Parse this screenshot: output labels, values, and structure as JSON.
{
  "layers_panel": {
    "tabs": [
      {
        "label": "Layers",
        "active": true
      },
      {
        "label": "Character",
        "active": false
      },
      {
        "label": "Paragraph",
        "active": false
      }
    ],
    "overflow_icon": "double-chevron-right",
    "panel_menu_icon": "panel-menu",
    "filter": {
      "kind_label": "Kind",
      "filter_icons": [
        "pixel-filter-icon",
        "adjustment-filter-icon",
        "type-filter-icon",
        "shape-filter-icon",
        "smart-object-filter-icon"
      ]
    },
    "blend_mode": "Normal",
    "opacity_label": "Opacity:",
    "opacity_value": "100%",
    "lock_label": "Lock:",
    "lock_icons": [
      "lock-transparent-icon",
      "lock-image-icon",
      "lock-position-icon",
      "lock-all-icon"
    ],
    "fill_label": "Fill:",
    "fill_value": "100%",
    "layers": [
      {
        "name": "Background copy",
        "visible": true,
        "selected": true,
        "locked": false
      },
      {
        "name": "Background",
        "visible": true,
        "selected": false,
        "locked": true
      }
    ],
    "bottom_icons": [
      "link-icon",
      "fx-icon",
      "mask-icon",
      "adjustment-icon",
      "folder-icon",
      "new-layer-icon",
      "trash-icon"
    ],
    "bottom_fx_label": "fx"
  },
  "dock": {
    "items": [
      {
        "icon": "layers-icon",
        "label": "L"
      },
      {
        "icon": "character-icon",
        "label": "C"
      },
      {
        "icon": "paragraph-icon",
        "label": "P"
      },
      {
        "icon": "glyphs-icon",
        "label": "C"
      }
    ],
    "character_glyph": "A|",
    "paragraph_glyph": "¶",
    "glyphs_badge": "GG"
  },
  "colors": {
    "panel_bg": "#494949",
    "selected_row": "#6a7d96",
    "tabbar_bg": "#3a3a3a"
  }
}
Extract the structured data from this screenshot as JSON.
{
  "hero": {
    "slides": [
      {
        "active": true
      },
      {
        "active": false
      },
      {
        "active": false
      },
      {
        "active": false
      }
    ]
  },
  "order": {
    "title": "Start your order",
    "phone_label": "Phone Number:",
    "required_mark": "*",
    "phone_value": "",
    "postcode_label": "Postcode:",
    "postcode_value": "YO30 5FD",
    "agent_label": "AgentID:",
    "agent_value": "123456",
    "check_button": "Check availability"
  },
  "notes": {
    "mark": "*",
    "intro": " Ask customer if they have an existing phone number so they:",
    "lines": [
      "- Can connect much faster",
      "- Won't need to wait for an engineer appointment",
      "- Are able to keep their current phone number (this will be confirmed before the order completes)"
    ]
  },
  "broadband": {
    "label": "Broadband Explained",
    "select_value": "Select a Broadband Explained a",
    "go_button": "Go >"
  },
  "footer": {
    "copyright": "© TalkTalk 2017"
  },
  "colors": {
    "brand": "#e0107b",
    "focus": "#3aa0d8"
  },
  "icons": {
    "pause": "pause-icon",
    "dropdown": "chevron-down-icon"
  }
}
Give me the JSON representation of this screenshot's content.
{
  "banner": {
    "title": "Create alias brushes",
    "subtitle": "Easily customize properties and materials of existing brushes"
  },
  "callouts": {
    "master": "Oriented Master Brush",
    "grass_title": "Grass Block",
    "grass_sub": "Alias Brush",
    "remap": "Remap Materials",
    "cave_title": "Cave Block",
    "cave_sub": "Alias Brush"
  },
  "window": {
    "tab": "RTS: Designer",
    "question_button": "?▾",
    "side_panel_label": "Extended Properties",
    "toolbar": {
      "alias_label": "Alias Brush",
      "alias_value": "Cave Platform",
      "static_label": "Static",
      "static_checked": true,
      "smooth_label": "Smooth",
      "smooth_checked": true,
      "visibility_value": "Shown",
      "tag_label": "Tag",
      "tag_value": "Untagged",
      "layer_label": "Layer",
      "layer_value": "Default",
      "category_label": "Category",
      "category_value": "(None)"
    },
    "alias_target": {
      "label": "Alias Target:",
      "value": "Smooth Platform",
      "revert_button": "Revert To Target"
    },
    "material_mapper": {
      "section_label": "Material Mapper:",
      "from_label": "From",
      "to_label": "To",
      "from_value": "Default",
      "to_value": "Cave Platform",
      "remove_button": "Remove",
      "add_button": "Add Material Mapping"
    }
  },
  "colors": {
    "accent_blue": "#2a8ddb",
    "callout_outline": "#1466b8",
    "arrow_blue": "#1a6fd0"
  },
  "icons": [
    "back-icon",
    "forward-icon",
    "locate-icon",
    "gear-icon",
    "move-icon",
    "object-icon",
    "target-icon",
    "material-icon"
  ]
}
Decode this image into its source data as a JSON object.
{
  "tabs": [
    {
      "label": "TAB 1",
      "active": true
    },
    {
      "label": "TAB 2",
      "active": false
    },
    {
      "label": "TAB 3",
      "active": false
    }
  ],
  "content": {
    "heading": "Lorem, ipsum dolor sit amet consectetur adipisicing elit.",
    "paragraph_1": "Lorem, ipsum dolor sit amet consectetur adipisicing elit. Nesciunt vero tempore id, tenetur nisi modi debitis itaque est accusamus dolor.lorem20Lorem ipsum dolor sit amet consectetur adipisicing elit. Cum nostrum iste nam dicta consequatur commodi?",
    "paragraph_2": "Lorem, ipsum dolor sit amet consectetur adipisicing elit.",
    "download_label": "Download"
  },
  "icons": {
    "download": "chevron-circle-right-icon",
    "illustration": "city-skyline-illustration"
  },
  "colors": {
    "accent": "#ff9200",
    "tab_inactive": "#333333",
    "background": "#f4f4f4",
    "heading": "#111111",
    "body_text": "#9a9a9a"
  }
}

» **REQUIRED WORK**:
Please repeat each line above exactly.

» **ANSWER SPACE**:
Parse this screenshot: output labels, values, and structure as JSON.
{
  "layers_panel": {
    "tabs": [
      {
        "label": "Layers",
        "active": true
      },
      {
        "label": "Character",
        "active": false
      },
      {
        "label": "Paragraph",
        "active": false
      }
    ],
    "overflow_icon": "double-chevron-right",
    "panel_menu_icon": "panel-menu",
    "filter": {
      "kind_label": "Kind",
      "filter_icons": [
        "pixel-filter-icon",
        "adjustment-filter-icon",
        "type-filter-icon",
        "shape-filter-icon",
        "smart-object-filter-icon"
      ]
    },
    "blend_mode": "Normal",
    "opacity_label": "Opacity:",
    "opacity_value": "100%",
    "lock_label": "Lock:",
    "lock_icons": [
      "lock-transparent-icon",
      "lock-image-icon",
      "lock-position-icon",
      "lock-all-icon"
    ],
    "fill_label": "Fill:",
    "fill_value": "100%",
    "layers": [
      {
        "name": "Background copy",
        "visible": true,
        "selected": true,
        "locked": false
      },
      {
        "name": "Background",
        "visible": true,
        "selected": false,
        "locked": true
      }
    ],
    "bottom_icons": [
      "link-icon",
      "fx-icon",
      "mask-icon",
      "adjustment-icon",
      "folder-icon",
      "new-layer-icon",
      "trash-icon"
    ],
    "bottom_fx_label": "fx"
  },
  "dock": {
    "items": [
      {
        "icon": "layers-icon",
        "label": "L"
      },
      {
        "icon": "character-icon",
        "label": "C"
      },
      {
        "icon": "paragraph-icon",
        "label": "P"
      },
      {
        "icon": "glyphs-icon",
        "label": "C"
      }
    ],
    "character_glyph": "A|",
    "paragraph_glyph": "¶",
    "glyphs_badge": "GG"
  },
  "colors": {
    "panel_bg": "#494949",
    "selected_row": "#6a7d96",
    "tabbar_bg": "#3a3a3a"
  }
}
Extract the structured data from this screenshot as JSON.
{
  "hero": {
    "slides": [
      {
        "active": true
      },
      {
        "active": false
      },
      {
        "active": false
      },
      {
        "active": false
      }
    ]
  },
  "order": {
    "title": "Start your order",
    "phone_label": "Phone Number:",
    "required_mark": "*",
    "phone_value": "",
    "postcode_label": "Postcode:",
    "postcode_value": "YO30 5FD",
    "agent_label": "AgentID:",
    "agent_value": "123456",
    "check_button": "Check availability"
  },
  "notes": {
    "mark": "*",
    "intro": " Ask customer if they have an existing phone number so they:",
    "lines": [
      "- Can connect much faster",
      "- Won't need to wait for an engineer appointment",
      "- Are able to keep their current phone number (this will be confirmed before the order completes)"
    ]
  },
  "broadband": {
    "label": "Broadband Explained",
    "select_value": "Select a Broadband Explained a",
    "go_button": "Go >"
  },
  "footer": {
    "copyright": "© TalkTalk 2017"
  },
  "colors": {
    "brand": "#e0107b",
    "focus": "#3aa0d8"
  },
  "icons": {
    "pause": "pause-icon",
    "dropdown": "chevron-down-icon"
  }
}
Give me the JSON representation of this screenshot's content.
{
  "banner": {
    "title": "Create alias brushes",
    "subtitle": "Easily customize properties and materials of existing brushes"
  },
  "callouts": {
    "master": "Oriented Master Brush",
    "grass_title": "Grass Block",
    "grass_sub": "Alias Brush",
    "remap": "Remap Materials",
    "cave_title": "Cave Block",
    "cave_sub": "Alias Brush"
  },
  "window": {
    "tab": "RTS: Designer",
    "question_button": "?▾",
    "side_panel_label": "Extended Properties",
    "toolbar": {
      "alias_label": "Alias Brush",
      "alias_value": "Cave Platform",
      "static_label": "Static",
      "static_checked": true,
      "smooth_label": "Smooth",
      "smooth_checked": true,
      "visibility_value": "Shown",
      "tag_label": "Tag",
      "tag_value": "Untagged",
      "layer_label": "Layer",
      "layer_value": "Default",
      "category_label": "Category",
      "category_value": "(None)"
    },
    "alias_target": {
      "label": "Alias Target:",
      "value": "Smooth Platform",
      "revert_button": "Revert To Target"
    },
    "material_mapper": {
      "section_label": "Material Mapper:",
      "from_label": "From",
      "to_label": "To",
      "from_value": "Default",
      "to_value": "Cave Platform",
      "remove_button": "Remove",
      "add_button": "Add Material Mapping"
    }
  },
  "colors": {
    "accent_blue": "#2a8ddb",
    "callout_outline": "#1466b8",
    "arrow_blue": "#1a6fd0"
  },
  "icons": [
    "back-icon",
    "forward-icon",
    "locate-icon",
    "gear-icon",
    "move-icon",
    "object-icon",
    "target-icon",
    "material-icon"
  ]
}
Decode this image into its source data as a JSON object.
{
  "tabs": [
    {
      "label": "TAB 1",
      "active": true
    },
    {
      "label": "TAB 2",
      "active": false
    },
    {
      "label": "TAB 3",
      "active": false
    }
  ],
  "content": {
    "heading": "Lorem, ipsum dolor sit amet consectetur adipisicing elit.",
    "paragraph_1": "Lorem, ipsum dolor sit amet consectetur adipisicing elit. Nesciunt vero tempore id, tenetur nisi modi debitis itaque est accusamus dolor.lorem20Lorem ipsum dolor sit amet consectetur adipisicing elit. Cum nostrum iste nam dicta consequatur commodi?",
    "paragraph_2": "Lorem, ipsum dolor sit amet consectetur adipisicing elit.",
    "download_label": "Download"
  },
  "icons": {
    "download": "chevron-circle-right-icon",
    "illustration": "city-skyline-illustration"
  },
  "colors": {
    "accent": "#ff9200",
    "tab_inactive": "#333333",
    "background": "#f4f4f4",
    "heading": "#111111",
    "body_text": "#9a9a9a"
  }
}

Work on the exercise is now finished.